_Exercise requirements_:
An exact copy of every entry is needed, without any of the pictures.

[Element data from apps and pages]
══════════

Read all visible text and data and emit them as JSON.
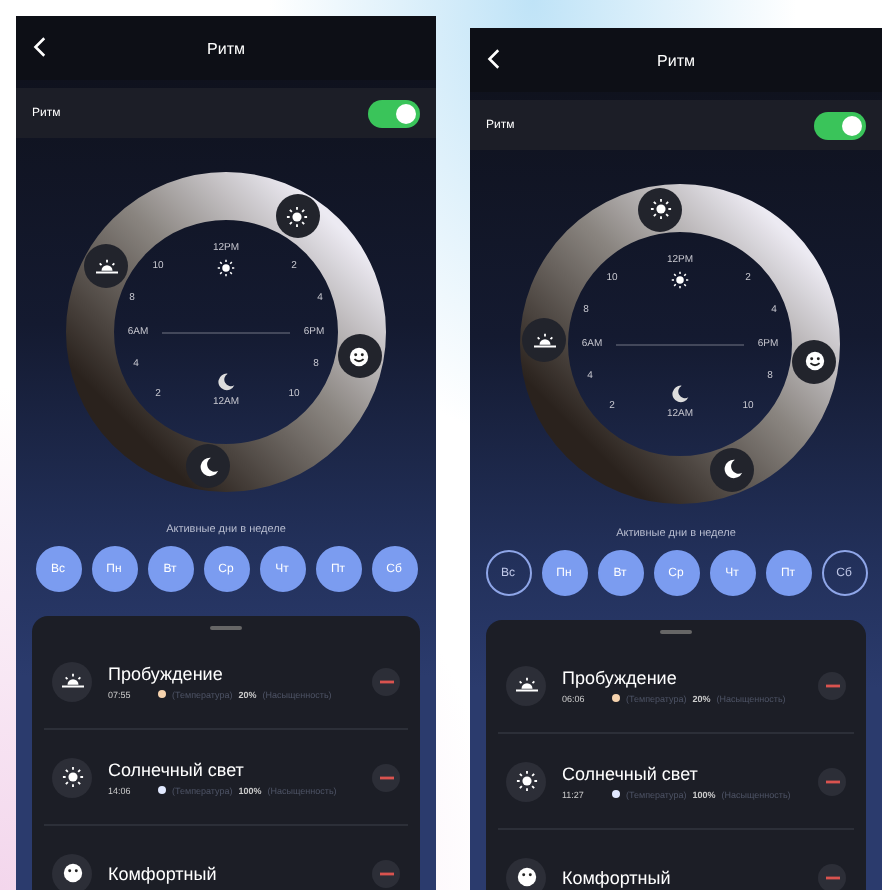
{
  "screens": [
    {
      "title": "Ритм",
      "toggle_label": "Ритм",
      "toggle_on": true,
      "dial": {
        "top_label": "12PM",
        "bottom_label": "12AM",
        "left_label": "6AM",
        "right_label": "6PM",
        "hours": [
          "10",
          "2",
          "8",
          "4",
          "4",
          "8",
          "2",
          "10"
        ]
      },
      "days_caption": "Активные дни в неделе",
      "days": [
        {
          "label": "Вс",
          "selected": true
        },
        {
          "label": "Пн",
          "selected": true
        },
        {
          "label": "Вт",
          "selected": true
        },
        {
          "label": "Ср",
          "selected": true
        },
        {
          "label": "Чт",
          "selected": true
        },
        {
          "label": "Пт",
          "selected": true
        },
        {
          "label": "Сб",
          "selected": true
        }
      ],
      "items": [
        {
          "kind": "sunrise",
          "title": "Пробуждение",
          "time": "07:55",
          "color": "#f6d3ae",
          "temperature": "(Температура)",
          "brightness": "20%",
          "saturation": "(Насыщенность)"
        },
        {
          "kind": "sun",
          "title": "Солнечный свет",
          "time": "14:06",
          "color": "#e2e9ff",
          "temperature": "(Температура)",
          "brightness": "100%",
          "saturation": "(Насыщенность)"
        },
        {
          "kind": "smile",
          "title": "Комфортный"
        }
      ]
    },
    {
      "title": "Ритм",
      "toggle_label": "Ритм",
      "toggle_on": true,
      "dial": {
        "top_label": "12PM",
        "bottom_label": "12AM",
        "left_label": "6AM",
        "right_label": "6PM",
        "hours": [
          "10",
          "2",
          "8",
          "4",
          "4",
          "8",
          "2",
          "10"
        ]
      },
      "days_caption": "Активные дни в неделе",
      "days": [
        {
          "label": "Вс",
          "selected": false
        },
        {
          "label": "Пн",
          "selected": true
        },
        {
          "label": "Вт",
          "selected": true
        },
        {
          "label": "Ср",
          "selected": true
        },
        {
          "label": "Чт",
          "selected": true
        },
        {
          "label": "Пт",
          "selected": true
        },
        {
          "label": "Сб",
          "selected": false
        }
      ],
      "items": [
        {
          "kind": "sunrise",
          "title": "Пробуждение",
          "time": "06:06",
          "color": "#f6d3ae",
          "temperature": "(Температура)",
          "brightness": "20%",
          "saturation": "(Насыщенность)"
        },
        {
          "kind": "sun",
          "title": "Солнечный свет",
          "time": "11:27",
          "color": "#e2e9ff",
          "temperature": "(Температура)",
          "brightness": "100%",
          "saturation": "(Насыщенность)"
        },
        {
          "kind": "smile",
          "title": "Комфортный"
        }
      ]
    }
  ]
}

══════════

_Exercise output_:
Read all visible text and data and emit them as JSON.
{
  "screens": [
    {
      "title": "Ритм",
      "toggle_label": "Ритм",
      "toggle_on": true,
      "dial": {
        "top_label": "12PM",
        "bottom_label": "12AM",
        "left_label": "6AM",
        "right_label": "6PM",
        "hours": [
          "10",
          "2",
          "8",
          "4",
          "4",
          "8",
          "2",
          "10"
        ]
      },
      "days_caption": "Активные дни в неделе",
      "days": [
        {
          "label": "Вс",
          "selected": true
        },
        {
          "label": "Пн",
          "selected": true
        },
        {
          "label": "Вт",
          "selected": true
        },
        {
          "label": "Ср",
          "selected": true
        },
        {
          "label": "Чт",
          "selected": true
        },
        {
          "label": "Пт",
          "selected": true
        },
        {
          "label": "Сб",
          "selected": true
        }
      ],
      "items": [
        {
          "kind": "sunrise",
          "title": "Пробуждение",
          "time": "07:55",
          "color": "#f6d3ae",
          "temperature": "(Температура)",
          "brightness": "20%",
          "saturation": "(Насыщенность)"
        },
        {
          "kind": "sun",
          "title": "Солнечный свет",
          "time": "14:06",
          "color": "#e2e9ff",
          "temperature": "(Температура)",
          "brightness": "100%",
          "saturation": "(Насыщенность)"
        },
        {
          "kind": "smile",
          "title": "Комфортный"
        }
      ]
    },
    {
      "title": "Ритм",
      "toggle_label": "Ритм",
      "toggle_on": true,
      "dial": {
        "top_label": "12PM",
        "bottom_label": "12AM",
        "left_label": "6AM",
        "right_label": "6PM",
        "hours": [
          "10",
          "2",
          "8",
          "4",
          "4",
          "8",
          "2",
          "10"
        ]
      },
      "days_caption": "Активные дни в неделе",
      "days": [
        {
          "label": "Вс",
          "selected": false
        },
        {
          "label": "Пн",
          "selected": true
        },
        {
          "label": "Вт",
          "selected": true
        },
        {
          "label": "Ср",
          "selected": true
        },
        {
          "label": "Чт",
          "selected": true
        },
        {
          "label": "Пт",
          "selected": true
        },
        {
          "label": "Сб",
          "selected": false
        }
      ],
      "items": [
        {
          "kind": "sunrise",
          "title": "Пробуждение",
          "time": "06:06",
          "color": "#f6d3ae",
          "temperature": "(Температура)",
          "brightness": "20%",
          "saturation": "(Насыщенность)"
        },
        {
          "kind": "sun",
          "title": "Солнечный свет",
          "time": "11:27",
          "color": "#e2e9ff",
          "temperature": "(Температура)",
          "brightness": "100%",
          "saturation": "(Насыщенность)"
        },
        {
          "kind": "smile",
          "title": "Комфортный"
        }
      ]
    }
  ]
}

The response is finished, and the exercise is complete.